The remainder of the division, including the 72nd Infantry Brigade, completed the relief of the Second Division, and the command of the sector passed to the 36th Division on October 10. Between 5 and 6 p.m., October 10, the 72nd Brigade passed through the 71st and attacked in the direction of Mechault and Conroy. The attack was severely resisted but resulted in a slight advance before dark. Under pressure of the brigade, the following morning, the enemy began his retreat to the north in the direction of Ducourt and Ettigny. The 72nd Brigade took up the pursuit, and lively rear guard action followed between St. Etienne and Mechault, which resulted in the encircling of the latter town and the establishment of lines to the north of it. The following day, the brigade pushed forward to Hill No. 167, northwest of Vaux Champagne, overlooking the valley of the Aisne from Ettigny to Givry from which position patrols were pushed out to the canal.
The enemy was strongly entrenched on the northern bank of the Aisne and had taken every precaution to prevent a crossing. The 71st Brigade went into the line on the 15th, taking over the front of the 73rd French Division to the east of the 72nd Brigade. Thus the line of the 36th Division was established with the brigades abreast; the 72nd on the west, and extending along the slope of Hill No. 167 approximately four kilometers from the Aisne. On the 27th, Foret Farme, a stronghold south of the river, which the enemy had stubbornly defended, was stormed and the entire garrison killed or captured.
The 72nd Brigade was relieved with the 36th Division on October 26. The brigade was assembled in the Suippes-Somme-Suippes area, and from this point moved to the Triancourt area. Here the brigade remained until the signing of the Armistice. Shortly after the Armistice, the brigade moved with the division to the 16th training area near Tonnerre, returning home in the spring of 1919, and was mustered out of service at Camp Bowie.

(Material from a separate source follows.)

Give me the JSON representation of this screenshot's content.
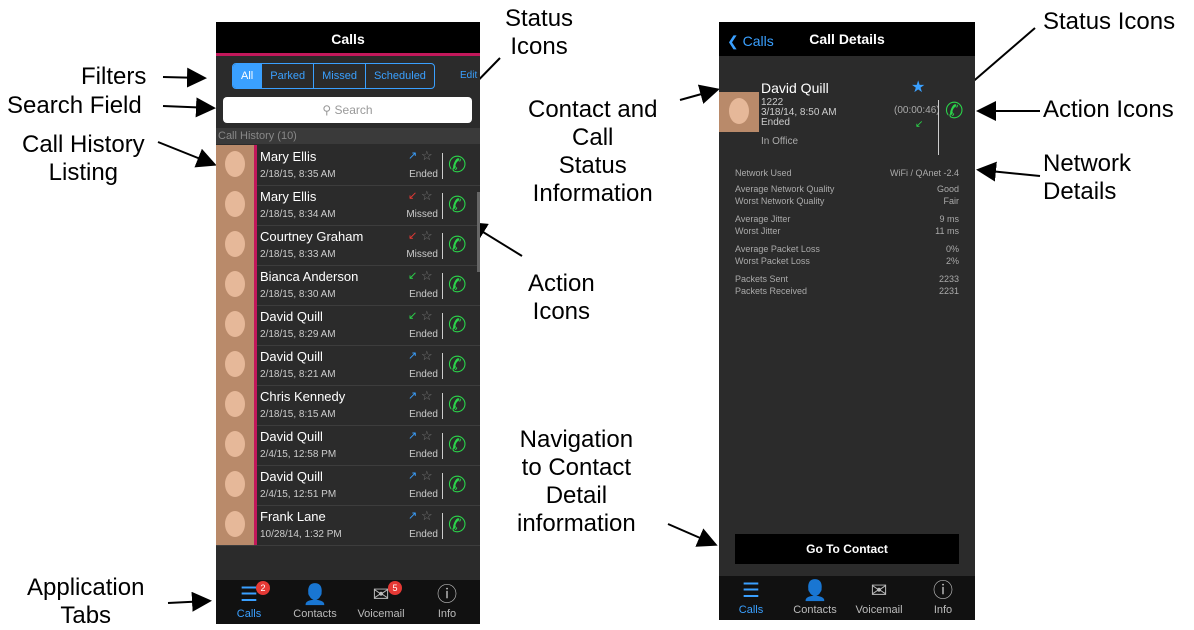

On the reorganization of the 36th Division, the brigade was reorganized, and was Federally recognized on November 8, 1922. Under the new tables of organization, the Brigade Machine Gun Battalions were eliminated. Except for this change, and for the addition of the Brigade Headquarters Company, the brigade was reorganized as it was for war service; that is, it was composed of the 143rd and 144th Infantry, and such is its present organization.
The brigade has been commanded as follows: Brigadier General John A. Hulen commanded the brigade from the time of its organization in 1917, through the period of its service at the front in France. General Hulen returned home because of urgent business in April, 1919. Major L. R. Bryan, Jr., was adjutant and Lieutenant George D. Sears assistant adjutant of the brigade during its frontline service. Brigadier General George H. Jamerson of the Regular Army succeeded General Hulen and commanded the brigade until it was mustered out of Federal service.
Brigadier General George P. Rains commanded the brigade on its reorganization in 1922, and remained in command until he assumed command of the 36th Division on September 9, 1935. Brigadier General Oscar E. Roberts succeeded General Rains and commanded the brigade until his retirement on May 20, 1939. Brigadier General Preston A. Weatherred succeeded General Roberts and now commands the brigade.